## Activity
Could you write out the records exactly as they are given?

[Excerpts from an interface dataset]

※ ※ ※

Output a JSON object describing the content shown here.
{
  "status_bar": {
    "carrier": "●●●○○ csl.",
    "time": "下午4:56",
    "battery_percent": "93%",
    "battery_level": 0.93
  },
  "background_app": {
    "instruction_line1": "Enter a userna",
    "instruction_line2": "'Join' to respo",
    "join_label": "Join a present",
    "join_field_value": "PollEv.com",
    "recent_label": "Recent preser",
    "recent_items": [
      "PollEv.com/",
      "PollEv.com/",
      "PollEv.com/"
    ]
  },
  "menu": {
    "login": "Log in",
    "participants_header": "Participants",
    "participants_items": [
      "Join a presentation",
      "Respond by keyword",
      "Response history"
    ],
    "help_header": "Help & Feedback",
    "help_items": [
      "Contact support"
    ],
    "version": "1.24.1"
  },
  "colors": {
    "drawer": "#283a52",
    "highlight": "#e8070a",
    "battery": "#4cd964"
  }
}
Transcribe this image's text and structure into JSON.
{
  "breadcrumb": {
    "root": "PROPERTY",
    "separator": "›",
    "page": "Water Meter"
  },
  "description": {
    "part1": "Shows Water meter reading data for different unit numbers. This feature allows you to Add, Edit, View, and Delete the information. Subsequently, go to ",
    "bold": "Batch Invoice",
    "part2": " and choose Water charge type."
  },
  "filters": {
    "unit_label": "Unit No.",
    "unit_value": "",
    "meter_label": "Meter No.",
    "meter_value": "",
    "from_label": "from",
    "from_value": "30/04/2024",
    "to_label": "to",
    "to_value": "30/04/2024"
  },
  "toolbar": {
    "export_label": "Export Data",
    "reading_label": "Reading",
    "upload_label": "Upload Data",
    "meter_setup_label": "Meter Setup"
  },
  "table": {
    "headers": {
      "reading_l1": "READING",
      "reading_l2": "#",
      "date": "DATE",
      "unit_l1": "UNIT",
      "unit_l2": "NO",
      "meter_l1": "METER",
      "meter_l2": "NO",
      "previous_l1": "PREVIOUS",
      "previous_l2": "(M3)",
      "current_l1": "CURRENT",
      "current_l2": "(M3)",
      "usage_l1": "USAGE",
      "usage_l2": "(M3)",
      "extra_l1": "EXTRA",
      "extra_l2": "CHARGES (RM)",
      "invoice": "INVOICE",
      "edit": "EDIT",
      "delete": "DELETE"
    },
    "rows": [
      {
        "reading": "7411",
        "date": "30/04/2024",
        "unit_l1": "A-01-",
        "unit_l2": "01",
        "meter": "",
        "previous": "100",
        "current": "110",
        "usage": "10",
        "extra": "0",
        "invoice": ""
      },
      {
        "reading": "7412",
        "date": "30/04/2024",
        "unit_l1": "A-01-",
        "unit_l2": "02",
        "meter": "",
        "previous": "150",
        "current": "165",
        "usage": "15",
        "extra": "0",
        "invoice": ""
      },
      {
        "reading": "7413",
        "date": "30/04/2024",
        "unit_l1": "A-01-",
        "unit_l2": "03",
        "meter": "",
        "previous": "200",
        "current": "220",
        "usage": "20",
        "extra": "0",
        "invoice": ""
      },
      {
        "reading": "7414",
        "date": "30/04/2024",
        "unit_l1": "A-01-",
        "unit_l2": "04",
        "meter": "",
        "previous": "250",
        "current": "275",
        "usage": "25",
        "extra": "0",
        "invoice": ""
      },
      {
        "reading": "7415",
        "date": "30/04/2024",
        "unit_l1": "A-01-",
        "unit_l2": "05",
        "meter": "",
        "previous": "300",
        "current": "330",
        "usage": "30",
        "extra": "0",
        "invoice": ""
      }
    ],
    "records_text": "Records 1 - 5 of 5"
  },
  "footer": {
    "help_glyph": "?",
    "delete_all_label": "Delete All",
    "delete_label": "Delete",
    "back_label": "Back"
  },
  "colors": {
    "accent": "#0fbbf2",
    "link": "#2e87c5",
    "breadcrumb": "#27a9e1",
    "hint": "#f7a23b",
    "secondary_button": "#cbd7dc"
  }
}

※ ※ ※

## Answer to this exercise
Output a JSON object describing the content shown here.
{
  "status_bar": {
    "carrier": "●●●○○ csl.",
    "time": "下午4:56",
    "battery_percent": "93%",
    "battery_level": 0.93
  },
  "background_app": {
    "instruction_line1": "Enter a userna",
    "instruction_line2": "'Join' to respo",
    "join_label": "Join a present",
    "join_field_value": "PollEv.com",
    "recent_label": "Recent preser",
    "recent_items": [
      "PollEv.com/",
      "PollEv.com/",
      "PollEv.com/"
    ]
  },
  "menu": {
    "login": "Log in",
    "participants_header": "Participants",
    "participants_items": [
      "Join a presentation",
      "Respond by keyword",
      "Response history"
    ],
    "help_header": "Help & Feedback",
    "help_items": [
      "Contact support"
    ],
    "version": "1.24.1"
  },
  "colors": {
    "drawer": "#283a52",
    "highlight": "#e8070a",
    "battery": "#4cd964"
  }
}
Transcribe this image's text and structure into JSON.
{
  "breadcrumb": {
    "root": "PROPERTY",
    "separator": "›",
    "page": "Water Meter"
  },
  "description": {
    "part1": "Shows Water meter reading data for different unit numbers. This feature allows you to Add, Edit, View, and Delete the information. Subsequently, go to ",
    "bold": "Batch Invoice",
    "part2": " and choose Water charge type."
  },
  "filters": {
    "unit_label": "Unit No.",
    "unit_value": "",
    "meter_label": "Meter No.",
    "meter_value": "",
    "from_label": "from",
    "from_value": "30/04/2024",
    "to_label": "to",
    "to_value": "30/04/2024"
  },
  "toolbar": {
    "export_label": "Export Data",
    "reading_label": "Reading",
    "upload_label": "Upload Data",
    "meter_setup_label": "Meter Setup"
  },
  "table": {
    "headers": {
      "reading_l1": "READING",
      "reading_l2": "#",
      "date": "DATE",
      "unit_l1": "UNIT",
      "unit_l2": "NO",
      "meter_l1": "METER",
      "meter_l2": "NO",
      "previous_l1": "PREVIOUS",
      "previous_l2": "(M3)",
      "current_l1": "CURRENT",
      "current_l2": "(M3)",
      "usage_l1": "USAGE",
      "usage_l2": "(M3)",
      "extra_l1": "EXTRA",
      "extra_l2": "CHARGES (RM)",
      "invoice": "INVOICE",
      "edit": "EDIT",
      "delete": "DELETE"
    },
    "rows": [
      {
        "reading": "7411",
        "date": "30/04/2024",
        "unit_l1": "A-01-",
        "unit_l2": "01",
        "meter": "",
        "previous": "100",
        "current": "110",
        "usage": "10",
        "extra": "0",
        "invoice": ""
      },
      {
        "reading": "7412",
        "date": "30/04/2024",
        "unit_l1": "A-01-",
        "unit_l2": "02",
        "meter": "",
        "previous": "150",
        "current": "165",
        "usage": "15",
        "extra": "0",
        "invoice": ""
      },
      {
        "reading": "7413",
        "date": "30/04/2024",
        "unit_l1": "A-01-",
        "unit_l2": "03",
        "meter": "",
        "previous": "200",
        "current": "220",
        "usage": "20",
        "extra": "0",
        "invoice": ""
      },
      {
        "reading": "7414",
        "date": "30/04/2024",
        "unit_l1": "A-01-",
        "unit_l2": "04",
        "meter": "",
        "previous": "250",
        "current": "275",
        "usage": "25",
        "extra": "0",
        "invoice": ""
      },
      {
        "reading": "7415",
        "date": "30/04/2024",
        "unit_l1": "A-01-",
        "unit_l2": "05",
        "meter": "",
        "previous": "300",
        "current": "330",
        "usage": "30",
        "extra": "0",
        "invoice": ""
      }
    ],
    "records_text": "Records 1 - 5 of 5"
  },
  "footer": {
    "help_glyph": "?",
    "delete_all_label": "Delete All",
    "delete_label": "Delete",
    "back_label": "Back"
  },
  "colors": {
    "accent": "#0fbbf2",
    "link": "#2e87c5",
    "breadcrumb": "#27a9e1",
    "hint": "#f7a23b",
    "secondary_button": "#cbd7dc"
  }
}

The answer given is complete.